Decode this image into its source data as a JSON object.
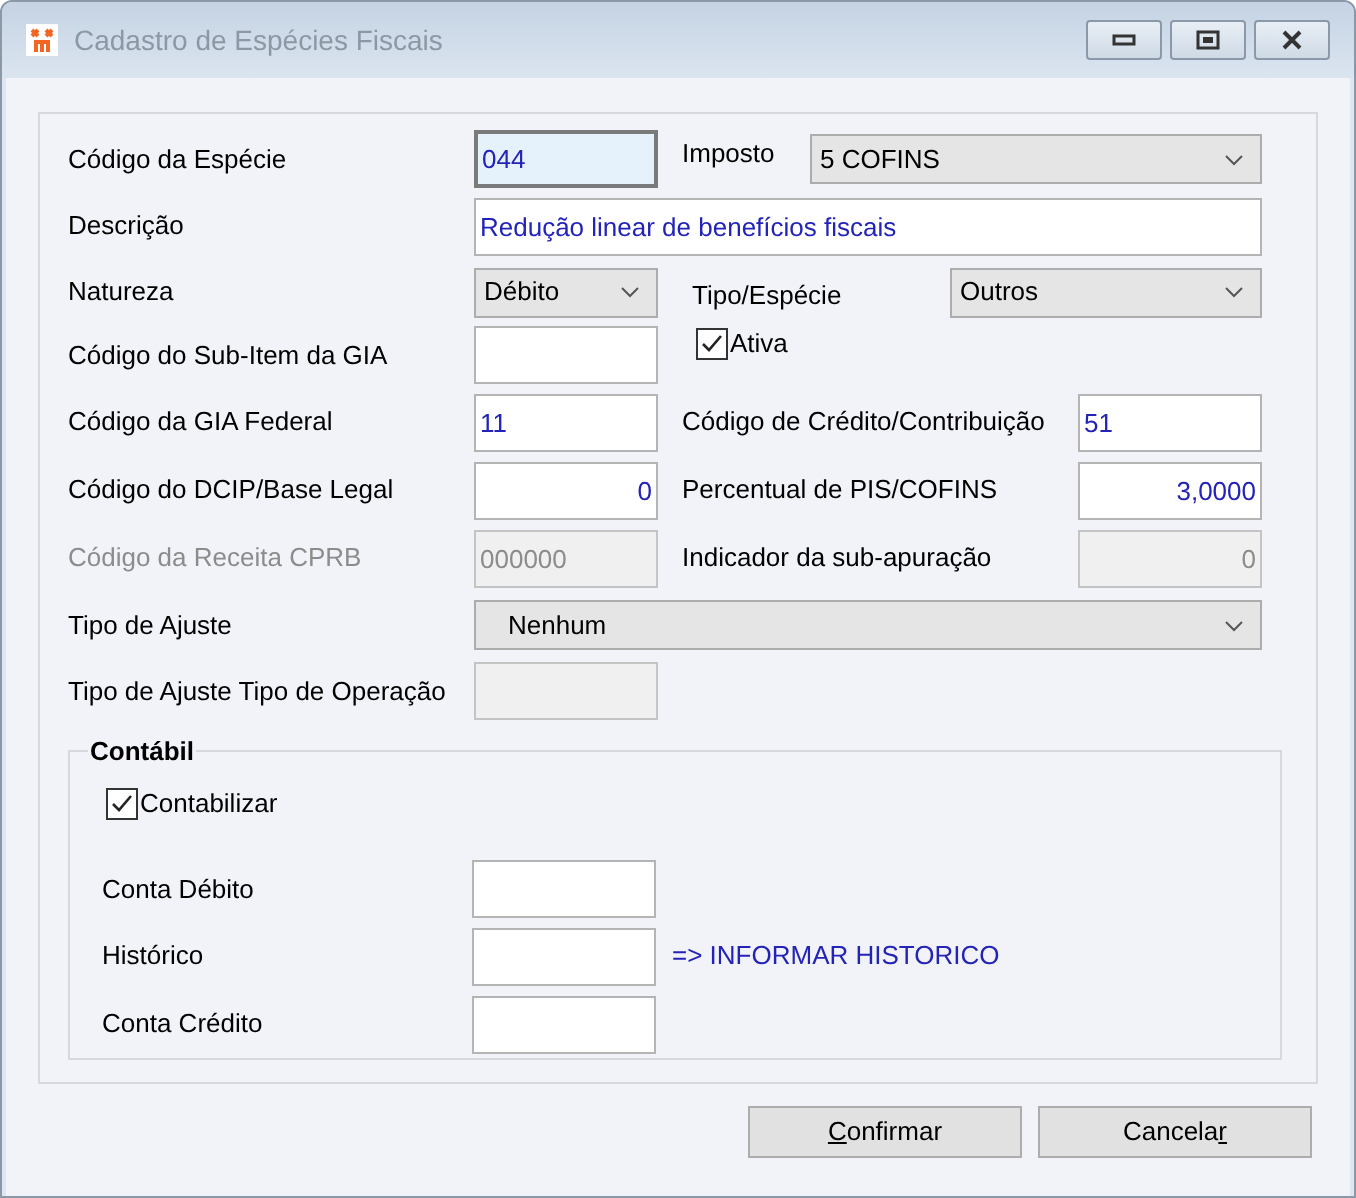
{
  "window": {
    "title": "Cadastro de Espécies Fiscais"
  },
  "codigo_especie": {
    "label": "Código da Espécie",
    "value": "044",
    "focused": true
  },
  "imposto": {
    "label": "Imposto",
    "value": "5 COFINS"
  },
  "descricao": {
    "label": "Descrição",
    "value": "Redução linear de benefícios fiscais"
  },
  "natureza": {
    "label": "Natureza",
    "value": "Débito"
  },
  "tipo_especie": {
    "label": "Tipo/Espécie",
    "value": "Outros"
  },
  "sub_item_gia": {
    "label": "Código do Sub-Item da GIA"
  },
  "ativa": {
    "label": "Ativa",
    "checked": true
  },
  "gia_federal": {
    "label": "Código da GIA Federal",
    "value": "11"
  },
  "credito_contribuicao": {
    "label": "Código de Crédito/Contribuição",
    "value": "51"
  },
  "dcip": {
    "label": "Código do DCIP/Base Legal",
    "value": "0"
  },
  "percentual": {
    "label": "Percentual de PIS/COFINS",
    "value": "3,0000"
  },
  "receita_cprb": {
    "label": "Código da Receita CPRB",
    "value": "000000",
    "disabled": true
  },
  "sub_apuracao": {
    "label": "Indicador da sub-apuração",
    "value": "0",
    "disabled": true
  },
  "tipo_ajuste": {
    "label": "Tipo de Ajuste",
    "value": "Nenhum"
  },
  "tipo_operacao": {
    "label": "Tipo de Ajuste Tipo de Operação",
    "disabled": true
  },
  "contabil": {
    "title": "Contábil",
    "contabilizar": {
      "label": "Contabilizar",
      "checked": true
    },
    "conta_debito": {
      "label": "Conta Débito"
    },
    "historico": {
      "label": "Histórico",
      "hint": "=> INFORMAR HISTORICO"
    },
    "conta_credito": {
      "label": "Conta Crédito"
    }
  },
  "buttons": [
    {
      "key": "C",
      "after": "onfirmar"
    },
    {
      "before": "Cancela",
      "key": "r"
    }
  ]
}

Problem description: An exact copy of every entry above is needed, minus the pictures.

Task response:
Decode this image into its source data as a JSON object.
{
  "window": {
    "title": "Cadastro de Espécies Fiscais"
  },
  "codigo_especie": {
    "label": "Código da Espécie",
    "value": "044",
    "focused": true
  },
  "imposto": {
    "label": "Imposto",
    "value": "5 COFINS"
  },
  "descricao": {
    "label": "Descrição",
    "value": "Redução linear de benefícios fiscais"
  },
  "natureza": {
    "label": "Natureza",
    "value": "Débito"
  },
  "tipo_especie": {
    "label": "Tipo/Espécie",
    "value": "Outros"
  },
  "sub_item_gia": {
    "label": "Código do Sub-Item da GIA"
  },
  "ativa": {
    "label": "Ativa",
    "checked": true
  },
  "gia_federal": {
    "label": "Código da GIA Federal",
    "value": "11"
  },
  "credito_contribuicao": {
    "label": "Código de Crédito/Contribuição",
    "value": "51"
  },
  "dcip": {
    "label": "Código do DCIP/Base Legal",
    "value": "0"
  },
  "percentual": {
    "label": "Percentual de PIS/COFINS",
    "value": "3,0000"
  },
  "receita_cprb": {
    "label": "Código da Receita CPRB",
    "value": "000000",
    "disabled": true
  },
  "sub_apuracao": {
    "label": "Indicador da sub-apuração",
    "value": "0",
    "disabled": true
  },
  "tipo_ajuste": {
    "label": "Tipo de Ajuste",
    "value": "Nenhum"
  },
  "tipo_operacao": {
    "label": "Tipo de Ajuste Tipo de Operação",
    "disabled": true
  },
  "contabil": {
    "title": "Contábil",
    "contabilizar": {
      "label": "Contabilizar",
      "checked": true
    },
    "conta_debito": {
      "label": "Conta Débito"
    },
    "historico": {
      "label": "Histórico",
      "hint": "=> INFORMAR HISTORICO"
    },
    "conta_credito": {
      "label": "Conta Crédito"
    }
  },
  "buttons": [
    {
      "key": "C",
      "after": "onfirmar"
    },
    {
      "before": "Cancela",
      "key": "r"
    }
  ]
}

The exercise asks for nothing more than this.